*Your instructions:* The data below is to be set down exactly.

(Records for this exercise)

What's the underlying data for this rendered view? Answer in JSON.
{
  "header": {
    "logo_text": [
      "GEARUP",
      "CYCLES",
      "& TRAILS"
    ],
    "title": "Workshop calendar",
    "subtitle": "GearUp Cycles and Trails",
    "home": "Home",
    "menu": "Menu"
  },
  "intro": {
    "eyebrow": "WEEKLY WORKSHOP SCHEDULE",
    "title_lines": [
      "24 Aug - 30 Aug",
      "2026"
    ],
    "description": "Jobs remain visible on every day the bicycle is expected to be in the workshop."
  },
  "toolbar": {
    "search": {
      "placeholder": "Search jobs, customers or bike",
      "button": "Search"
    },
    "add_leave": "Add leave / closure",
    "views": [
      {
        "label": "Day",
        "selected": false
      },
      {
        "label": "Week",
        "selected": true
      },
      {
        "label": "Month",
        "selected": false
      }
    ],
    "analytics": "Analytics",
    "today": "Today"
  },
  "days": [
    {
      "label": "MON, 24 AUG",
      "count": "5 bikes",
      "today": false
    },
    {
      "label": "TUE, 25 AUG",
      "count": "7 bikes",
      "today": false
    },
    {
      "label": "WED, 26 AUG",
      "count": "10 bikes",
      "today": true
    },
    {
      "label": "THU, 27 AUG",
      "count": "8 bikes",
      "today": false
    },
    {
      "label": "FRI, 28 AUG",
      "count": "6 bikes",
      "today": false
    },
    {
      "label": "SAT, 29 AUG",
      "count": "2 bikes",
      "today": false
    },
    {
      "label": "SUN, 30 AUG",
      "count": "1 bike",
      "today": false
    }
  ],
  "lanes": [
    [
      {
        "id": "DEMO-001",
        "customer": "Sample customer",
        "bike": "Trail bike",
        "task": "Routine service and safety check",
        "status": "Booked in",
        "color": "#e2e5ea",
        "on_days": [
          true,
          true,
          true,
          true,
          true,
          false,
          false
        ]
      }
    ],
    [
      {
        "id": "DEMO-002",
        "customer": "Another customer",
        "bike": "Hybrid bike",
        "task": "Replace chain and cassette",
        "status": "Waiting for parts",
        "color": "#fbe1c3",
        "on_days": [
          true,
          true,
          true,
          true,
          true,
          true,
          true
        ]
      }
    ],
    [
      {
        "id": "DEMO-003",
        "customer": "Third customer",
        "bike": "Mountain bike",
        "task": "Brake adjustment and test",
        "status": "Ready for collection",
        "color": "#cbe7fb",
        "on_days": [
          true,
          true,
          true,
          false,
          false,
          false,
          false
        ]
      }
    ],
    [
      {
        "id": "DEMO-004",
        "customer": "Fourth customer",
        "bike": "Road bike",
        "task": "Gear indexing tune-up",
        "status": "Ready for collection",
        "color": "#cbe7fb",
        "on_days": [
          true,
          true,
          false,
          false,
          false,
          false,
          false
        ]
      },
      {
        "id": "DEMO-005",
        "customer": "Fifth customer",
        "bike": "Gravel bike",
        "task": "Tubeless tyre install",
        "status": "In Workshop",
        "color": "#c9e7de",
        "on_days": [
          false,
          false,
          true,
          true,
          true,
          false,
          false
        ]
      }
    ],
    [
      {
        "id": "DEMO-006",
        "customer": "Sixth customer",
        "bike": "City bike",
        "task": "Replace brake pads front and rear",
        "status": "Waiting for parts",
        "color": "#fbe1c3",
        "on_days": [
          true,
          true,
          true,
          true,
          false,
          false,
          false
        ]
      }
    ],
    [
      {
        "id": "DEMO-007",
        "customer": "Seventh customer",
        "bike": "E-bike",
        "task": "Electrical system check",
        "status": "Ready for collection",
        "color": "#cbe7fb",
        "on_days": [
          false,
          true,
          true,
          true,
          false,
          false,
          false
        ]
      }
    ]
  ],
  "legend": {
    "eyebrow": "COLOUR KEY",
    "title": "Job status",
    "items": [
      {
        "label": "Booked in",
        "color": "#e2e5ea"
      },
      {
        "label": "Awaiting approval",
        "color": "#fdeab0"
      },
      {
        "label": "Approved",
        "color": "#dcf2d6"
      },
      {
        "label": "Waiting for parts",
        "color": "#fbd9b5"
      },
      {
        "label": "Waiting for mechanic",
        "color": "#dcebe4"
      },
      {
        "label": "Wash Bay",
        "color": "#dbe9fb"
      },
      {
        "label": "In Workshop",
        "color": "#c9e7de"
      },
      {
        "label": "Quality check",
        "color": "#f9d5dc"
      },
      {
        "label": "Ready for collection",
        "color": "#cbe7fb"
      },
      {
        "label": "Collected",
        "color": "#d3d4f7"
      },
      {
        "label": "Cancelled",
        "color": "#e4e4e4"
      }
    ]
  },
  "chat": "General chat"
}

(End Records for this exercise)

*Task result:*
What's the underlying data for this rendered view? Answer in JSON.
{
  "header": {
    "logo_text": [
      "GEARUP",
      "CYCLES",
      "& TRAILS"
    ],
    "title": "Workshop calendar",
    "subtitle": "GearUp Cycles and Trails",
    "home": "Home",
    "menu": "Menu"
  },
  "intro": {
    "eyebrow": "WEEKLY WORKSHOP SCHEDULE",
    "title_lines": [
      "24 Aug - 30 Aug",
      "2026"
    ],
    "description": "Jobs remain visible on every day the bicycle is expected to be in the workshop."
  },
  "toolbar": {
    "search": {
      "placeholder": "Search jobs, customers or bike",
      "button": "Search"
    },
    "add_leave": "Add leave / closure",
    "views": [
      {
        "label": "Day",
        "selected": false
      },
      {
        "label": "Week",
        "selected": true
      },
      {
        "label": "Month",
        "selected": false
      }
    ],
    "analytics": "Analytics",
    "today": "Today"
  },
  "days": [
    {
      "label": "MON, 24 AUG",
      "count": "5 bikes",
      "today": false
    },
    {
      "label": "TUE, 25 AUG",
      "count": "7 bikes",
      "today": false
    },
    {
      "label": "WED, 26 AUG",
      "count": "10 bikes",
      "today": true
    },
    {
      "label": "THU, 27 AUG",
      "count": "8 bikes",
      "today": false
    },
    {
      "label": "FRI, 28 AUG",
      "count": "6 bikes",
      "today": false
    },
    {
      "label": "SAT, 29 AUG",
      "count": "2 bikes",
      "today": false
    },
    {
      "label": "SUN, 30 AUG",
      "count": "1 bike",
      "today": false
    }
  ],
  "lanes": [
    [
      {
        "id": "DEMO-001",
        "customer": "Sample customer",
        "bike": "Trail bike",
        "task": "Routine service and safety check",
        "status": "Booked in",
        "color": "#e2e5ea",
        "on_days": [
          true,
          true,
          true,
          true,
          true,
          false,
          false
        ]
      }
    ],
    [
      {
        "id": "DEMO-002",
        "customer": "Another customer",
        "bike": "Hybrid bike",
        "task": "Replace chain and cassette",
        "status": "Waiting for parts",
        "color": "#fbe1c3",
        "on_days": [
          true,
          true,
          true,
          true,
          true,
          true,
          true
        ]
      }
    ],
    [
      {
        "id": "DEMO-003",
        "customer": "Third customer",
        "bike": "Mountain bike",
        "task": "Brake adjustment and test",
        "status": "Ready for collection",
        "color": "#cbe7fb",
        "on_days": [
          true,
          true,
          true,
          false,
          false,
          false,
          false
        ]
      }
    ],
    [
      {
        "id": "DEMO-004",
        "customer": "Fourth customer",
        "bike": "Road bike",
        "task": "Gear indexing tune-up",
        "status": "Ready for collection",
        "color": "#cbe7fb",
        "on_days": [
          true,
          true,
          false,
          false,
          false,
          false,
          false
        ]
      },
      {
        "id": "DEMO-005",
        "customer": "Fifth customer",
        "bike": "Gravel bike",
        "task": "Tubeless tyre install",
        "status": "In Workshop",
        "color": "#c9e7de",
        "on_days": [
          false,
          false,
          true,
          true,
          true,
          false,
          false
        ]
      }
    ],
    [
      {
        "id": "DEMO-006",
        "customer": "Sixth customer",
        "bike": "City bike",
        "task": "Replace brake pads front and rear",
        "status": "Waiting for parts",
        "color": "#fbe1c3",
        "on_days": [
          true,
          true,
          true,
          true,
          false,
          false,
          false
        ]
      }
    ],
    [
      {
        "id": "DEMO-007",
        "customer": "Seventh customer",
        "bike": "E-bike",
        "task": "Electrical system check",
        "status": "Ready for collection",
        "color": "#cbe7fb",
        "on_days": [
          false,
          true,
          true,
          true,
          false,
          false,
          false
        ]
      }
    ]
  ],
  "legend": {
    "eyebrow": "COLOUR KEY",
    "title": "Job status",
    "items": [
      {
        "label": "Booked in",
        "color": "#e2e5ea"
      },
      {
        "label": "Awaiting approval",
        "color": "#fdeab0"
      },
      {
        "label": "Approved",
        "color": "#dcf2d6"
      },
      {
        "label": "Waiting for parts",
        "color": "#fbd9b5"
      },
      {
        "label": "Waiting for mechanic",
        "color": "#dcebe4"
      },
      {
        "label": "Wash Bay",
        "color": "#dbe9fb"
      },
      {
        "label": "In Workshop",
        "color": "#c9e7de"
      },
      {
        "label": "Quality check",
        "color": "#f9d5dc"
      },
      {
        "label": "Ready for collection",
        "color": "#cbe7fb"
      },
      {
        "label": "Collected",
        "color": "#d3d4f7"
      },
      {
        "label": "Cancelled",
        "color": "#e4e4e4"
      }
    ]
  },
  "chat": "General chat"
}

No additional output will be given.